‘It’s going to be a very interesting election. But you know some outside things have happened that maybe will change the course of that race.’ This from Trump, speculating in an interview with the Financial Times about Marine Le Pen’s prospects in the French presidential election (round one on 23 April). As far as we know, Trump has yet to meet her. She got as far as Trump Tower in January, but the president elect was indisposed and Le Pen’s people said at the time that she never intended to meet him. She linked up instead with one of his aides-de-camp. Here she is having coffee with Guido Lombardi, who has a pied-à-terre in Trump Tower and was formerly the US representative of Italy’s Northern League. Both Le Pen and Lombardi like to spare a moment to mull over the scourge of immigration.
‘I see my country falling,’ Marine Le Pen recently announced on American TV. ‘It makes me impatient … It’s impatience that motivates me today. Quick! Quick! Quick! Quick! Let’s put our beautiful, coveted country back on its feet.’ The word déclinisme entered the dictionnaire Larousse last year, and though the far right has been exploiting the spectre of decline since the 1970s, it seems to have acquired a new note of urgency. Asked why she had chosen to contest the Nord-Pas-de-Calais seat in the French regional elections of 2015 instead of focusing her energies on the approaching presidential race, Le Pen retorted: ‘The situation degrades so rapidly, that wherever I can act, I must do so at once.’
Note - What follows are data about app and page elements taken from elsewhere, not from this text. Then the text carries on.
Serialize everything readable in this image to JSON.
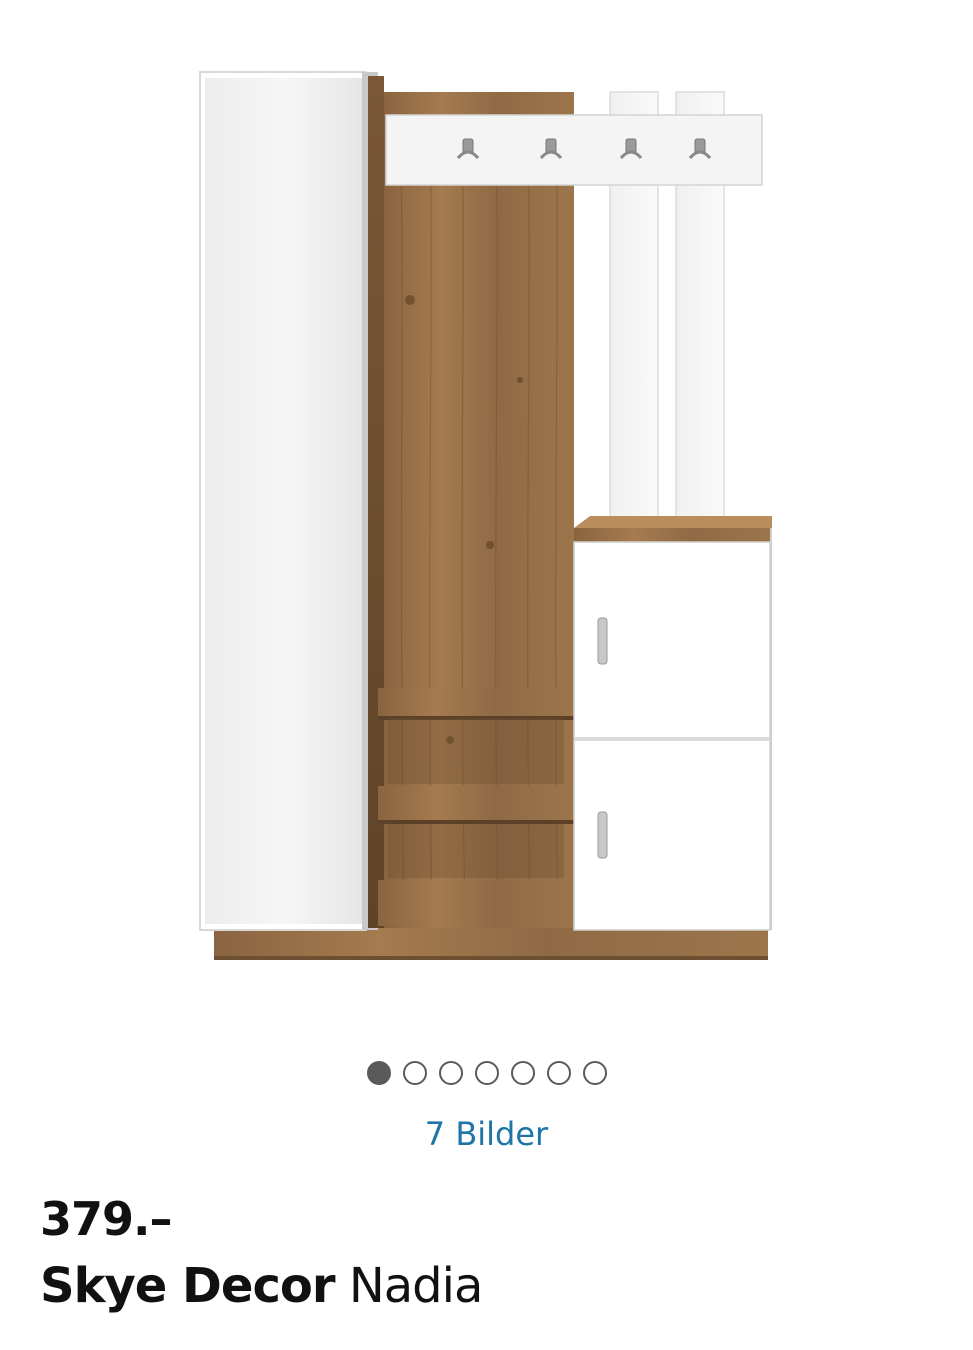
{
  "gallery": {
    "image_alt": "Skye Decor Nadia",
    "dot_count": 7,
    "active_index": 0,
    "image_count_label": "7 Bilder"
  },
  "product": {
    "price": "379.–",
    "brand": "Skye Decor",
    "model": "Nadia"
  }
}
The congenial Alain Juppé lost by a huge margin to François Fillon – roughly 66 to 34 – in the French centre-right's final round of primaries yesterday, which also saw a higher turnout than in round one. The economic policies of the candidates were close: thin down the state sector, loosen labour laws, cut taxes. Fillon’s was the harsher – and more radical – approach but the severity of his social programme was also crucial, and Marine Le Pen will be hard pressed to beat him next year. His is a face we will have to get used to.